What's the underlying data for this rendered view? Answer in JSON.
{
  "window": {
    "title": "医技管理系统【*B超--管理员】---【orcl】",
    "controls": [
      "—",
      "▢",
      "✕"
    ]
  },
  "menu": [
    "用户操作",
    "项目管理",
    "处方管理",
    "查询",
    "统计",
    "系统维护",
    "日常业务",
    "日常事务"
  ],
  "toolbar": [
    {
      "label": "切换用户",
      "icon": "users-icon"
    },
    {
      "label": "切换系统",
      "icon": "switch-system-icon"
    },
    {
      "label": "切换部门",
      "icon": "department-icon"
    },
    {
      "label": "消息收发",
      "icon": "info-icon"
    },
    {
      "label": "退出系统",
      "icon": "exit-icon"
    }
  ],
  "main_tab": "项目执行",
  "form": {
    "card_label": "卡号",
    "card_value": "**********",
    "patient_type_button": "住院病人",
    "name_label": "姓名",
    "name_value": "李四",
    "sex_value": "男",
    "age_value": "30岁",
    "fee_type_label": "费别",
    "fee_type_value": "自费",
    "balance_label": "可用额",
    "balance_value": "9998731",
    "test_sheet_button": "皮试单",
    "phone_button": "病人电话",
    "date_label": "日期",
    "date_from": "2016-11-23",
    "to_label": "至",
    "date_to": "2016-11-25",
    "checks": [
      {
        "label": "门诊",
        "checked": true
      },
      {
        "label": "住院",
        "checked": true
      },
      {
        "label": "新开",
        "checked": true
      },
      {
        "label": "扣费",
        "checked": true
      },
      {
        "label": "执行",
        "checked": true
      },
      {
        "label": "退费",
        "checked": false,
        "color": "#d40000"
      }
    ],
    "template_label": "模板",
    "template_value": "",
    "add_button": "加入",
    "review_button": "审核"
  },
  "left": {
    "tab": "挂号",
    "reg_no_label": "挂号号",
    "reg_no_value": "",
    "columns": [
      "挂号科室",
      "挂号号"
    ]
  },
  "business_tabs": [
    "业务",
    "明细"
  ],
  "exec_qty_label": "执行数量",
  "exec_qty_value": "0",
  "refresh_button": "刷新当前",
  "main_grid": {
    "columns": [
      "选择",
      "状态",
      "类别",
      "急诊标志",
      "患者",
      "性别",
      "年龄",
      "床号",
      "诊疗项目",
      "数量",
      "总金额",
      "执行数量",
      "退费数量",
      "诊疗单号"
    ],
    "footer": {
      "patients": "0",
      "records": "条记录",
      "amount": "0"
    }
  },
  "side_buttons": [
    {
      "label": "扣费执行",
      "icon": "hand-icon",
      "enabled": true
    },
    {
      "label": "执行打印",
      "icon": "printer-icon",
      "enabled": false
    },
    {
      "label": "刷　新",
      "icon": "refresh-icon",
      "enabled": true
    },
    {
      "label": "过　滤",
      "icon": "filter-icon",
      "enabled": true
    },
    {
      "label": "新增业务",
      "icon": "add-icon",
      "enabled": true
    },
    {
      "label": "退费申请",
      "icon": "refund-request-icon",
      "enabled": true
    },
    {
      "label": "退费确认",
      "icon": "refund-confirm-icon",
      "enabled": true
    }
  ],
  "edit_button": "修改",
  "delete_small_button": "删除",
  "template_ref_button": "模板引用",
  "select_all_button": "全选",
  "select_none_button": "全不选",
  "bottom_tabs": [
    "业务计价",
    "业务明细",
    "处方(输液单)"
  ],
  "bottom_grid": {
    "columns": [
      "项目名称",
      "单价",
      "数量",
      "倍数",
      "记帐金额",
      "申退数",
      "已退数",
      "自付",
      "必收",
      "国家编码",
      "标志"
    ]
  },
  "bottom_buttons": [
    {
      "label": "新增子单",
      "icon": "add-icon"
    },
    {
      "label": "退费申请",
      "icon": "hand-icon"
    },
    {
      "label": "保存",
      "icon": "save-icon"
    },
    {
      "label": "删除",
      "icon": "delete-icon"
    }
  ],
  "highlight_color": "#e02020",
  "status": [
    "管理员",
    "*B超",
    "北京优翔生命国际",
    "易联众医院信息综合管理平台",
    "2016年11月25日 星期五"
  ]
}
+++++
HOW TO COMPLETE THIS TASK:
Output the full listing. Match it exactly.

ANSWER TO THE EXERCISE:
What's the underlying data for this rendered view? Answer in JSON.
{
  "window": {
    "title": "医技管理系统【*B超--管理员】---【orcl】",
    "controls": [
      "—",
      "▢",
      "✕"
    ]
  },
  "menu": [
    "用户操作",
    "项目管理",
    "处方管理",
    "查询",
    "统计",
    "系统维护",
    "日常业务",
    "日常事务"
  ],
  "toolbar": [
    {
      "label": "切换用户",
      "icon": "users-icon"
    },
    {
      "label": "切换系统",
      "icon": "switch-system-icon"
    },
    {
      "label": "切换部门",
      "icon": "department-icon"
    },
    {
      "label": "消息收发",
      "icon": "info-icon"
    },
    {
      "label": "退出系统",
      "icon": "exit-icon"
    }
  ],
  "main_tab": "项目执行",
  "form": {
    "card_label": "卡号",
    "card_value": "**********",
    "patient_type_button": "住院病人",
    "name_label": "姓名",
    "name_value": "李四",
    "sex_value": "男",
    "age_value": "30岁",
    "fee_type_label": "费别",
    "fee_type_value": "自费",
    "balance_label": "可用额",
    "balance_value": "9998731",
    "test_sheet_button": "皮试单",
    "phone_button": "病人电话",
    "date_label": "日期",
    "date_from": "2016-11-23",
    "to_label": "至",
    "date_to": "2016-11-25",
    "checks": [
      {
        "label": "门诊",
        "checked": true
      },
      {
        "label": "住院",
        "checked": true
      },
      {
        "label": "新开",
        "checked": true
      },
      {
        "label": "扣费",
        "checked": true
      },
      {
        "label": "执行",
        "checked": true
      },
      {
        "label": "退费",
        "checked": false,
        "color": "#d40000"
      }
    ],
    "template_label": "模板",
    "template_value": "",
    "add_button": "加入",
    "review_button": "审核"
  },
  "left": {
    "tab": "挂号",
    "reg_no_label": "挂号号",
    "reg_no_value": "",
    "columns": [
      "挂号科室",
      "挂号号"
    ]
  },
  "business_tabs": [
    "业务",
    "明细"
  ],
  "exec_qty_label": "执行数量",
  "exec_qty_value": "0",
  "refresh_button": "刷新当前",
  "main_grid": {
    "columns": [
      "选择",
      "状态",
      "类别",
      "急诊标志",
      "患者",
      "性别",
      "年龄",
      "床号",
      "诊疗项目",
      "数量",
      "总金额",
      "执行数量",
      "退费数量",
      "诊疗单号"
    ],
    "footer": {
      "patients": "0",
      "records": "条记录",
      "amount": "0"
    }
  },
  "side_buttons": [
    {
      "label": "扣费执行",
      "icon": "hand-icon",
      "enabled": true
    },
    {
      "label": "执行打印",
      "icon": "printer-icon",
      "enabled": false
    },
    {
      "label": "刷　新",
      "icon": "refresh-icon",
      "enabled": true
    },
    {
      "label": "过　滤",
      "icon": "filter-icon",
      "enabled": true
    },
    {
      "label": "新增业务",
      "icon": "add-icon",
      "enabled": true
    },
    {
      "label": "退费申请",
      "icon": "refund-request-icon",
      "enabled": true
    },
    {
      "label": "退费确认",
      "icon": "refund-confirm-icon",
      "enabled": true
    }
  ],
  "edit_button": "修改",
  "delete_small_button": "删除",
  "template_ref_button": "模板引用",
  "select_all_button": "全选",
  "select_none_button": "全不选",
  "bottom_tabs": [
    "业务计价",
    "业务明细",
    "处方(输液单)"
  ],
  "bottom_grid": {
    "columns": [
      "项目名称",
      "单价",
      "数量",
      "倍数",
      "记帐金额",
      "申退数",
      "已退数",
      "自付",
      "必收",
      "国家编码",
      "标志"
    ]
  },
  "bottom_buttons": [
    {
      "label": "新增子单",
      "icon": "add-icon"
    },
    {
      "label": "退费申请",
      "icon": "hand-icon"
    },
    {
      "label": "保存",
      "icon": "save-icon"
    },
    {
      "label": "删除",
      "icon": "delete-icon"
    }
  ],
  "highlight_color": "#e02020",
  "status": [
    "管理员",
    "*B超",
    "北京优翔生命国际",
    "易联众医院信息综合管理平台",
    "2016年11月25日 星期五"
  ]
}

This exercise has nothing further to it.